Some may see my youth as a disqualifier to enter a debate with such heavy connotations, but as a lesbian, I feel I can safely comment on the disturbing nature of eliminating the cushion of umbrella terms from our language.
The argument behind restricting use of the term “queer” is two-fold: People feel swallowed up by its all-encompassing design and the history that precedes it isn’t endearing. While this argument is valid and easy to empathize with, I’d like to address both parts.
Sometimes, the broadness of a label can feel too vague and ultimately leads to feeling lost; this is where the positive side of micro-labeling comes in handy. On the flip side, expansive labels such as lesbian, gay, bisexual, transgender and queer provide security because of their fluidity and broad scope. With them, you can either stress your identity or be as unspecified as you want.

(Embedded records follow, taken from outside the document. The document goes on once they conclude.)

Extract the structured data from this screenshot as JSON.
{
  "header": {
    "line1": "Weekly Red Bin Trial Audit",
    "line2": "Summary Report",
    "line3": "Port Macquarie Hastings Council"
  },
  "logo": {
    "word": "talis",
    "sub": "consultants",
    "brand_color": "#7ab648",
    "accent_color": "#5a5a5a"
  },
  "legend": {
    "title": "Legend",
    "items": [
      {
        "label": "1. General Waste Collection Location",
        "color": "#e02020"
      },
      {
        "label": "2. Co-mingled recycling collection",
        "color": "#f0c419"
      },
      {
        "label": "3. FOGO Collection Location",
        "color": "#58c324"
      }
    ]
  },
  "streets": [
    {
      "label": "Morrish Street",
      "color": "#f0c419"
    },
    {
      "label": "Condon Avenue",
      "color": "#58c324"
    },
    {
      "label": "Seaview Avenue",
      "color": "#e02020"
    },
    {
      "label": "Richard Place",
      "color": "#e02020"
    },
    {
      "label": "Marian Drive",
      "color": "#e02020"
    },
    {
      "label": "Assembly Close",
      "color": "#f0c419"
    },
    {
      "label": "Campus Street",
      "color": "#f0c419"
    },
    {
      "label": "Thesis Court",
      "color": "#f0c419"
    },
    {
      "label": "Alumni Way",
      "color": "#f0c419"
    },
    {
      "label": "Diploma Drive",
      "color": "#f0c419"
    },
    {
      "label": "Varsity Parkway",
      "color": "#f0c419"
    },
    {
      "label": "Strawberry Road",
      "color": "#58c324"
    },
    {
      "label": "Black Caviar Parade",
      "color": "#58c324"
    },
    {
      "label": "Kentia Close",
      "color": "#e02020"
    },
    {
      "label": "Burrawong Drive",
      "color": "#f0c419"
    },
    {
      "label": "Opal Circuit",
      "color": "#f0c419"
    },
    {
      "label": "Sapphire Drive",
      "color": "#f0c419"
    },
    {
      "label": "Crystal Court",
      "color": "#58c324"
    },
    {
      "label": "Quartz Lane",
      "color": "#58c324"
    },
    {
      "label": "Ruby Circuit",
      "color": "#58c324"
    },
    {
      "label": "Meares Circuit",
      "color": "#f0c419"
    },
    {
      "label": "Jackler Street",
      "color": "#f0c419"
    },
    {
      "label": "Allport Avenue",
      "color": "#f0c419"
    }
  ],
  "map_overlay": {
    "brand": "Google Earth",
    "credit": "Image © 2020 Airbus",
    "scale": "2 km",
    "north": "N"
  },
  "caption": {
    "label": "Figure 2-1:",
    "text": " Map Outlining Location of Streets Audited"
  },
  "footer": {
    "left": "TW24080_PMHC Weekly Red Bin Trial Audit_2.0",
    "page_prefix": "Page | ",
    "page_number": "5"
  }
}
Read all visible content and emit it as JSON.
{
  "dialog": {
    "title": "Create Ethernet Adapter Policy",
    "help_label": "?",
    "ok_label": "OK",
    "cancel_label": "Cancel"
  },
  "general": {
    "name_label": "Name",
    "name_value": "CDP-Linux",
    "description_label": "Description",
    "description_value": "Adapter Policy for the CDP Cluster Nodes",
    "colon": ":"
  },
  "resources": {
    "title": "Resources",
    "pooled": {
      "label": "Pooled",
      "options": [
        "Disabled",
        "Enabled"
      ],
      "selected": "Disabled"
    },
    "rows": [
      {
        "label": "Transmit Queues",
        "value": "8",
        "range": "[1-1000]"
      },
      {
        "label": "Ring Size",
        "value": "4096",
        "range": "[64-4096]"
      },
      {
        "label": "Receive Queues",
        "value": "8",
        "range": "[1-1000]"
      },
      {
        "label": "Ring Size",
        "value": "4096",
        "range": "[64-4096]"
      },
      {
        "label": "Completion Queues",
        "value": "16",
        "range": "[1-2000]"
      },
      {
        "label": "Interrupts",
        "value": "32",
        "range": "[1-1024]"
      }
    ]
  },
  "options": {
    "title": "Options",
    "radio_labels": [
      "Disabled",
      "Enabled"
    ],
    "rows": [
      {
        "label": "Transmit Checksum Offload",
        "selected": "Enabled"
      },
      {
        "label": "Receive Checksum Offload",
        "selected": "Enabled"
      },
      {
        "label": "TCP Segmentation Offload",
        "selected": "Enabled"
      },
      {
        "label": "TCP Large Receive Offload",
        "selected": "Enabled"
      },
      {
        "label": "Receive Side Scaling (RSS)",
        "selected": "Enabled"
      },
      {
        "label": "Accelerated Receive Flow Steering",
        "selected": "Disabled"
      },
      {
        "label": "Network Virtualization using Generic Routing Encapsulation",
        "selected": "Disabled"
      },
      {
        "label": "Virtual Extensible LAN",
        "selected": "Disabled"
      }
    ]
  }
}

Because of its nonspecificity, queer is a term that provides a special kind of cushioning for people across all spectrums. Queer challenges sexual and gender norms, it is fluid and allows for mobility that exists outside of social mandates.
Reclamation is a powerful event that some are rightfully reluctant or unwilling to participate in. Those who lived through harsher eras of legal and societal discrimination are reluctant to reclaim the slur. Supposed harmless comments such as “don’t be such a queer” and childhood games like “smear the queer,” where the designated queer was baited and chased all promoted abuse against the LGBTQ+ community.
It is important to remember the viciousness of the trials that previous generations of LGBTQ+ people endured, and it is the right of anyone to not want anything to do with a pejorative tool of homophobia.
This doesn’t excuse eliminating the term altogether. Queer is far too ingrained in our history to banish it from any LGBTQ+ spaces, and the progression has been a long time coming. From its use describing oddities, to its time as a weapon against anyone different from the norm, to its current use as a verbal welcome mat by a community that refuses to fit with cookie-cutter traditional ideals.
Queer is deeply associated with all the suffering and empowerment of LGBTQ+ history, and it is nearly impossible to ignore. Excluding “queer” from our vocabularies erases a major part of our history and effectively isolates parts of our community. Shutting out a label that many are ready to reclaim and use as a comprehensive alternative to other umbrella terms will only have detrimental effects for everyone in the LGBTQ+ community.
Samantha Margot is a freshman in the College of Arts and Sciences and a staff columnist for The Eagle.